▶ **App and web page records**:
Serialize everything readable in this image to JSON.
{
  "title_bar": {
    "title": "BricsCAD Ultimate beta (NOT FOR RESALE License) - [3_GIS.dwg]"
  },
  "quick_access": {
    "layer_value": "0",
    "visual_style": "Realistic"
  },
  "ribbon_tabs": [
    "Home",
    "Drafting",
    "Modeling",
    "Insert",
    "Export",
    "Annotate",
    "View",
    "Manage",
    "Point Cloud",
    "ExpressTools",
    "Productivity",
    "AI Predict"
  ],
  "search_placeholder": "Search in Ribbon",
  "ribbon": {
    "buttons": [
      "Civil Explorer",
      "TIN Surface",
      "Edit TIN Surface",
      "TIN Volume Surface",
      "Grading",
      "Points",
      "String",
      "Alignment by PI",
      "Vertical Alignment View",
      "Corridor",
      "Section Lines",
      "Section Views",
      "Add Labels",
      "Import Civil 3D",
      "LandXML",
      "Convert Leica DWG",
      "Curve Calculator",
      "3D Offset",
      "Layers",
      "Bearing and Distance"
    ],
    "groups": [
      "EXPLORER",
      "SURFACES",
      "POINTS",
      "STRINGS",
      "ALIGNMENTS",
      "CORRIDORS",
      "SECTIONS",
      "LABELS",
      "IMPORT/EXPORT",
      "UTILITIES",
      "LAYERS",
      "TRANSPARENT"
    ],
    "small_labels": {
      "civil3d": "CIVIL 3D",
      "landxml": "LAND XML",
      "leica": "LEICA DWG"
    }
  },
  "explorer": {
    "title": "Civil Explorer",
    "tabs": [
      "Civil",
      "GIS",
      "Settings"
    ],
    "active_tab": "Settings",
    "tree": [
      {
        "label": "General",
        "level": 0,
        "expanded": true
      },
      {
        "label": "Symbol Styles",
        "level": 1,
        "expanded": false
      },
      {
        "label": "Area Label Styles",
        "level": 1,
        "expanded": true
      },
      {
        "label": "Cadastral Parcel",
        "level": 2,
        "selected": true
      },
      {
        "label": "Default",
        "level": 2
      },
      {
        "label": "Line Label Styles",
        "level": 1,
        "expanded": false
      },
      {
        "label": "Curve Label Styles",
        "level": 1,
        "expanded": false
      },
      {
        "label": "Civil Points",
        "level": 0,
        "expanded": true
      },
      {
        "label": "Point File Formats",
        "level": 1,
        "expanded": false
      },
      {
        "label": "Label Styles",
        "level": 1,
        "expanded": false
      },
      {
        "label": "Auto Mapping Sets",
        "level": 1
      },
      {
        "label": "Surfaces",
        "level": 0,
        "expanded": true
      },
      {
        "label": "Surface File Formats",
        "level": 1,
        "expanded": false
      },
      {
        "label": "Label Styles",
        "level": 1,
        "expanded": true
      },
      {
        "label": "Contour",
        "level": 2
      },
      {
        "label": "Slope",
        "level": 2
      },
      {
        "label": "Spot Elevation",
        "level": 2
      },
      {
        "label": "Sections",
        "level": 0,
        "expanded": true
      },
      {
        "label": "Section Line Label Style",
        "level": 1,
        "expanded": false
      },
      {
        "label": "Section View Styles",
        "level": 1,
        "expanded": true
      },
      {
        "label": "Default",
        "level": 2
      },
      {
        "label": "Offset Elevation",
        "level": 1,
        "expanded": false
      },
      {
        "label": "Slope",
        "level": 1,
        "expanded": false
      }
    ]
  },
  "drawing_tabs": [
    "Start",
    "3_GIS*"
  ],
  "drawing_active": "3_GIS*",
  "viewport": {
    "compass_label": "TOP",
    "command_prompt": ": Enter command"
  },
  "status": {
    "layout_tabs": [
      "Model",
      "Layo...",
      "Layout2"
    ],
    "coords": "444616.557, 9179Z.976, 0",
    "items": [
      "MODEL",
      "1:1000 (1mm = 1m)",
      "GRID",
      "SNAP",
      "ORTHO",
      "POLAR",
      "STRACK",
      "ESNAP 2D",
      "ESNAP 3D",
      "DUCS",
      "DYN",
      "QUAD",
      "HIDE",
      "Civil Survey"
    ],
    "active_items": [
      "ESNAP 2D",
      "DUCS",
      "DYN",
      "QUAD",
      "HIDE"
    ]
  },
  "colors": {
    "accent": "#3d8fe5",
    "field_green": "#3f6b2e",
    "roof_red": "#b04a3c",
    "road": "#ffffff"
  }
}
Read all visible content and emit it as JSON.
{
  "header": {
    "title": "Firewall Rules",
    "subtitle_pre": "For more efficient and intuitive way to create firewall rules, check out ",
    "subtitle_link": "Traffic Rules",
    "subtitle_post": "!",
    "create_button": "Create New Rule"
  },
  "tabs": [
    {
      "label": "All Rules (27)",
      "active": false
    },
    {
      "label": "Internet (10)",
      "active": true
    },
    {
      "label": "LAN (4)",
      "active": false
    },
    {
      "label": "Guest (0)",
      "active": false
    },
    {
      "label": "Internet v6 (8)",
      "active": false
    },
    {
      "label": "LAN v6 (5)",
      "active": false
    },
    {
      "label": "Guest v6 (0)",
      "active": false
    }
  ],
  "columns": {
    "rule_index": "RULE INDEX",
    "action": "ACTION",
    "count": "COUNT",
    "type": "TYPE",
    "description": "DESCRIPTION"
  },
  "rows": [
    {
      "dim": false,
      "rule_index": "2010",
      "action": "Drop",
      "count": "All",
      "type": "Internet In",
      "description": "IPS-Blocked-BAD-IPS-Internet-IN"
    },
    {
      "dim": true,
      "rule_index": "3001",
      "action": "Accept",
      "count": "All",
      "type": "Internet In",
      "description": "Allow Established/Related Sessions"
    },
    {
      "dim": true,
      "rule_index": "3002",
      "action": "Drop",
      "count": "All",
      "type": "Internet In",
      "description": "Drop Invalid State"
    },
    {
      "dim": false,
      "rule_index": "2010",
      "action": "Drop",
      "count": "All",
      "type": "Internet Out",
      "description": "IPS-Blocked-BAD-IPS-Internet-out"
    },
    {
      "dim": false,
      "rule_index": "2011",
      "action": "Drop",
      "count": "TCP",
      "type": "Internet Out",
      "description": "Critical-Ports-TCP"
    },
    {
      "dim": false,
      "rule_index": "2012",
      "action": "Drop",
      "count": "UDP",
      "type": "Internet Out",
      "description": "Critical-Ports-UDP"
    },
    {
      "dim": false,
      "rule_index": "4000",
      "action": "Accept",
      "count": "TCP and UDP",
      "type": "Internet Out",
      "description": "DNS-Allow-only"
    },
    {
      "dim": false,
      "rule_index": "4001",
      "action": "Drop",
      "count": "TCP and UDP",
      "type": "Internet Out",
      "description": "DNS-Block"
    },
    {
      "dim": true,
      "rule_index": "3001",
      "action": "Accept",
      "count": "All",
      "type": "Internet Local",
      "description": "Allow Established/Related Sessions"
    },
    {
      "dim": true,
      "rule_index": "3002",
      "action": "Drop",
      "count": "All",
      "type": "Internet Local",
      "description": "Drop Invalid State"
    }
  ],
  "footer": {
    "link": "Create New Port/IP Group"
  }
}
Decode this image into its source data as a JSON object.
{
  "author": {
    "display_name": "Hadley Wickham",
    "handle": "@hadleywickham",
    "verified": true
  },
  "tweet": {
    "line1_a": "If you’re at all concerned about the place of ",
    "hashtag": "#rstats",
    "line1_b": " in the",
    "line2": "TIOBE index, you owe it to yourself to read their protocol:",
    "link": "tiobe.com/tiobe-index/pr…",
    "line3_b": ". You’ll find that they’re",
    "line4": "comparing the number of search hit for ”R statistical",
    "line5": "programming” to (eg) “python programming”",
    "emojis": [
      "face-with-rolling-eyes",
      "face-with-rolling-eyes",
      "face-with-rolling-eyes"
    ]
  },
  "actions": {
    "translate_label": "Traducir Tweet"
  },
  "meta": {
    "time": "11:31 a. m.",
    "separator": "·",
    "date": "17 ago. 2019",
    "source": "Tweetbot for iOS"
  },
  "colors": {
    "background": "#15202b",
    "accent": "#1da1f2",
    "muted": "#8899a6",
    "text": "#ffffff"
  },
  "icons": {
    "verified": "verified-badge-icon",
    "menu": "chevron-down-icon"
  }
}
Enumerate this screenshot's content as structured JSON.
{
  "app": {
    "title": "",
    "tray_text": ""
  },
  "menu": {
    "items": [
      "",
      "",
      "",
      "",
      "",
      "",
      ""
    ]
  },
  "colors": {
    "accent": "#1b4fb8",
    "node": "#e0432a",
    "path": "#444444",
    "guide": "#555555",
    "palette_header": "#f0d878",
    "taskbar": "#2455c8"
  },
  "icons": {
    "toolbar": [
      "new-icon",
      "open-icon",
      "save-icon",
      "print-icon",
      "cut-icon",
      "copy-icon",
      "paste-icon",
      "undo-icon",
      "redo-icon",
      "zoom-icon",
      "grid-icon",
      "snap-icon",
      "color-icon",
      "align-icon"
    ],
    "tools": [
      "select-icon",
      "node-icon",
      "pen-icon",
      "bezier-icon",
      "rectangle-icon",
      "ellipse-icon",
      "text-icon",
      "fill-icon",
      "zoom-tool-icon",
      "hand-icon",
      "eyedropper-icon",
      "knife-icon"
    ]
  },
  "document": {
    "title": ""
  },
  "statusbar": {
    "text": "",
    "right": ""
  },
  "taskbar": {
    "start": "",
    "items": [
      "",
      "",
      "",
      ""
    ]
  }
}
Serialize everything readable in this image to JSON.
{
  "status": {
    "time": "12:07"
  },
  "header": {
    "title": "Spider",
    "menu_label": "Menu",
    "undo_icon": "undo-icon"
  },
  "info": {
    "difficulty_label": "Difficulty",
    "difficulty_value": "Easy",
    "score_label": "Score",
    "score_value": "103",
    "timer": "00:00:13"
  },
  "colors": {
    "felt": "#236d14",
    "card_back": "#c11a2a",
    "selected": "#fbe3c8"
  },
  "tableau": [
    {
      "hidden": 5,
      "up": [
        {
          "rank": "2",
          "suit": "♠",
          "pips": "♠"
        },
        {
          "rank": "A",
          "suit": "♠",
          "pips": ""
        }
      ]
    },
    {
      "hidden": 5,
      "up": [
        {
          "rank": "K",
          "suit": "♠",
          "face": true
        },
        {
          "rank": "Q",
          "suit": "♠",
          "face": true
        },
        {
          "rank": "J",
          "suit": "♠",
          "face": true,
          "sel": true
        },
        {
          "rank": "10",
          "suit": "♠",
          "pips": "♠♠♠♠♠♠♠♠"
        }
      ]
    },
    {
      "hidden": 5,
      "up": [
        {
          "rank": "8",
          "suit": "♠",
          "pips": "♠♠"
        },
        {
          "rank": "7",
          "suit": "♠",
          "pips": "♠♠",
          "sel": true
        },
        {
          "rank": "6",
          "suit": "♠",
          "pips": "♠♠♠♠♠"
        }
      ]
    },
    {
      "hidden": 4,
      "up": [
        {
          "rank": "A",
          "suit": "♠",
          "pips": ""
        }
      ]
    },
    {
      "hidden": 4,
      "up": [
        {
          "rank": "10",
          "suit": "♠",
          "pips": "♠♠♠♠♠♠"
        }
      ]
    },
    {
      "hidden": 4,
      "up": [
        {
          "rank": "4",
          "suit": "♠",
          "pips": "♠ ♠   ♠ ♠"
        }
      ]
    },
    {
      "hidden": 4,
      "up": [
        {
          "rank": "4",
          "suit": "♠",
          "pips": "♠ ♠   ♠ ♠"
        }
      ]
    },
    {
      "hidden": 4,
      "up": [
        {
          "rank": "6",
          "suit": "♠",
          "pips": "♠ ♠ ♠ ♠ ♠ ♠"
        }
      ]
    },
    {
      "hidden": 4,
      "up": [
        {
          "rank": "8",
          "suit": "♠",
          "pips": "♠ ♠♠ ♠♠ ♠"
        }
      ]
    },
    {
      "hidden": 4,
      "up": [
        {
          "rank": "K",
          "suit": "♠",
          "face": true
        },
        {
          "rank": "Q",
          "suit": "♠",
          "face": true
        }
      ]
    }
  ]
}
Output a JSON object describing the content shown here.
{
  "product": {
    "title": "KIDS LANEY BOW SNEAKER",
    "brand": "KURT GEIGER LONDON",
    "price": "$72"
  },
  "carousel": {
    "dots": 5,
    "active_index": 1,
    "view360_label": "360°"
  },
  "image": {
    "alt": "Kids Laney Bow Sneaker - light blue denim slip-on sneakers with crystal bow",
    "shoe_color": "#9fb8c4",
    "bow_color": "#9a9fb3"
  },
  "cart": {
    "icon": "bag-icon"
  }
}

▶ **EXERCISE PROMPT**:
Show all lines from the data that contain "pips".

▶ **ANSWER**:
          "pips": "♠"
          "pips": ""
          "pips": "♠♠♠♠♠♠♠♠"
          "pips": "♠♠"
          "pips": "♠♠",
          "pips": "♠♠♠♠♠"
          "pips": ""
          "pips": "♠♠♠♠♠♠"
          "pips": "♠ ♠   ♠ ♠"
          "pips": "♠ ♠   ♠ ♠"
          "pips": "♠ ♠ ♠ ♠ ♠ ♠"
          "pips": "♠ ♠♠ ♠♠ ♠"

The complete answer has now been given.